Approximately 70 million Americans will see their Social Security and Supplemental Security benefits increase by nearly 6 percent next year, the Social Security Administration announced this week.
Americans aged 62 or older who have 40 credits (around 10 years of work) can start applying for Social Security retirement benefits. Supplemental benefits also provide aide to individuals who have conditions that may make it difficult to find employment.
On average, those who receive benefits will get a Social Security payment of $1,657 with the increase, up around $92 compared to last year. Supplemental Security recipients will see the first increase on December 30 and Social Security recipients will receive their first increased check Jan. 22 of next year.
This is the biggest boost to the payouts in the past 40 years. It comes along with a Cost of Living Adjustment and rising costs of food, rent and other goods due to inflation. Last month the Department of Labor’s Consumer Price Index, went up 5.4 percent compared to the previous 12-month period, and this is tied to the adjustment.

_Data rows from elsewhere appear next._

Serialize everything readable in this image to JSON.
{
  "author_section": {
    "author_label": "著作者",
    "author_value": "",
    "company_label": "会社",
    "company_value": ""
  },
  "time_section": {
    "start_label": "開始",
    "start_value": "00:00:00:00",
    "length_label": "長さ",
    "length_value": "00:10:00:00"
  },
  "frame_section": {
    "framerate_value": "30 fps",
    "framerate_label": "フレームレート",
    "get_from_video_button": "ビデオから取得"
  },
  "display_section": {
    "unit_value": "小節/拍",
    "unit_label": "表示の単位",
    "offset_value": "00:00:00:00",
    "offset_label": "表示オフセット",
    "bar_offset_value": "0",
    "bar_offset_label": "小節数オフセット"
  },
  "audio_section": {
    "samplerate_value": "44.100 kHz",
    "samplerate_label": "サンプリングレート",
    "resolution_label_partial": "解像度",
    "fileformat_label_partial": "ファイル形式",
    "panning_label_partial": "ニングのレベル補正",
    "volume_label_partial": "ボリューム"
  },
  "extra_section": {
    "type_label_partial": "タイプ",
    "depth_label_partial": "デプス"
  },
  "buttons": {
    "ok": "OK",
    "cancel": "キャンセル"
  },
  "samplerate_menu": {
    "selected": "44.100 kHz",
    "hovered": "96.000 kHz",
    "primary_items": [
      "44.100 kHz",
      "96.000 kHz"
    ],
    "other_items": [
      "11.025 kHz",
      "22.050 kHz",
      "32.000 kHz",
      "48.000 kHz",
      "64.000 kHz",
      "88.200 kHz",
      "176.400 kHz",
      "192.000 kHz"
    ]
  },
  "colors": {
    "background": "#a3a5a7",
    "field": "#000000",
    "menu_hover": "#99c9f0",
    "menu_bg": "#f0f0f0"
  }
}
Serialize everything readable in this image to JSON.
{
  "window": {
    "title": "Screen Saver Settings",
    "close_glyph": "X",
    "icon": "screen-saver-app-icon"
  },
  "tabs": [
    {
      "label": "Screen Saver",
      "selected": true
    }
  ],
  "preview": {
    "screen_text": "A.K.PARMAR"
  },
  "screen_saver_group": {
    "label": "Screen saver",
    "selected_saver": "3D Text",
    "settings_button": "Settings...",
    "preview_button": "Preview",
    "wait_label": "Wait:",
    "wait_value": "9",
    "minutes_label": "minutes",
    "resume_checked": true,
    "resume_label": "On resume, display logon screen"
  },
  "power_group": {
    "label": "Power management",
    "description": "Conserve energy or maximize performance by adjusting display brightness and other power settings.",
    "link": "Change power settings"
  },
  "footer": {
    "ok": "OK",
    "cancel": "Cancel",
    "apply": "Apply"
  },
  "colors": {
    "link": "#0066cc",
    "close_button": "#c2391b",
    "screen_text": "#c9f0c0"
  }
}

While the increase sounds like welcome news, some experts warn that it will hardly make up for the rising costs of living.